Audi maintains performance while increasing efficiency by 20%.
Those who assumed the 2010 Audi S4 would share its powertrain with the S5 were incorrect. Instead, look for an all-new forced-induction 3.0-liter V-6 that will generate something close to the 340 horsepower found in the outgoing S4’s 4.2-liter V-8.
Why is the Audi S4 moving from a V-8 to a V-6, just as the BMW M3 moved from an inline-six to a V-8? In two words: Fuel economy. Audi’s strategy is to deliver comparable or improved overall performance by toeing the line on weight and maintaining power output by using forced induction on a smaller displacement engine. Doing so will boost a manual transmission S4’s fuel economy on the European cycle to 23.3 mpg compared with only 19.4 mpg for the V-8 S5. That’s an efficiency gain of 20%.
A less powerful, 290-hp, 310 lb-ft version of the engine will be the base offering in the A6 Quattro, replacing the 3.2-liter V-6. Known as TFSI, which in the past has been Audi’s internal moniker for four-cylinder turbos, the new engine may be referred to as the 3.0T in the model name, possibly indicating a twin-charged system using both a supercharger and a turbocharger. While Volkswagen has a “twincharger,” Audi has not yet offered such a system. At the very least, we expect the new V-6 to be supercharged, although what will allow the S4’s version to generate 50 or so more horsepower is still a mystery.
Don’t look for a dramatically lower weight in this S4. Compared with the outgoing 2008 A4, the redesigned 2009 A4’s body is approximately 10 percent lighter. The A4 and S4 will use identical sheetmetal this time around—the new S4 apparently was not developed by Audi’s high-performance division, Quattro GmbH, but the S4 will be distinguished by having distinct cladding from the A4. Not only does the sharing save money, but stresses the exclusivity of the RS 4 which will better stand out with its distinct sheetmetal—including bulging fenders—and a V-8.
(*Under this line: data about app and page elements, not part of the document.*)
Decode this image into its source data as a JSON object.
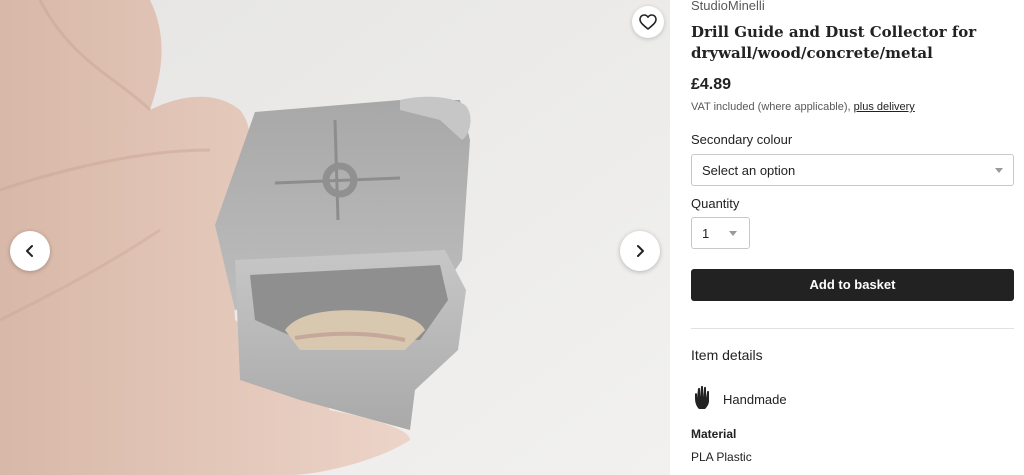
{
  "listing": {
    "shop_name": "StudioMinelli",
    "title": "Drill Guide and Dust Collector for drywall/wood/concrete/metal",
    "price": "£4.89",
    "vat_text": "VAT included (where applicable),",
    "delivery_link": "plus delivery"
  },
  "options": {
    "colour_label": "Secondary colour",
    "colour_placeholder": "Select an option",
    "quantity_label": "Quantity",
    "quantity_value": "1",
    "add_to_basket": "Add to basket"
  },
  "details": {
    "section_title": "Item details",
    "handmade": "Handmade",
    "material_label": "Material",
    "material_value": "PLA Plastic"
  },
  "icons": {
    "favorite": "heart-icon",
    "previous": "chevron-left-icon",
    "next": "chevron-right-icon",
    "handmade": "hand-icon"
  }
}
We expect to see Audi roll out its Magna-sourced “sport differential” (BMW uses ZF) in the S5 and Q5 as well, to combat understeer in its four-wheel-drive vehicles. This trick differential, like the one in the BMW X6, adds about 40 pounds. The S4 will be the first Audi vehicle in the U.S. with a longitudinal engine layout to offer a dual-clutch transmission. Now known as S tronic (although even Audi people still call it DSG, as it was originally known, and as VW still calls it), this seven-speed sequential-manual will further improve performance and efficiency.
The supercharger will make the V-6 weigh about the same as the V-8 overall. Add in the requisite safety and luxury features that every new model gets, and it’s a wash. Expect Audi to claim a nominal weight reduction of only 20–100 pounds for the new model, putting it at about 3900 pounds.
Audi will debut the 2010 S4 this fall sometime after the 2008 Paris show in October—making the L.A. show in November a possibility. Expect the new S4 to compete with the BMW 335i for efficiency but the Audi probably won’t have the edge in performance and will cost significantly more. Watch for more details on the new S4’s engine in the coming days.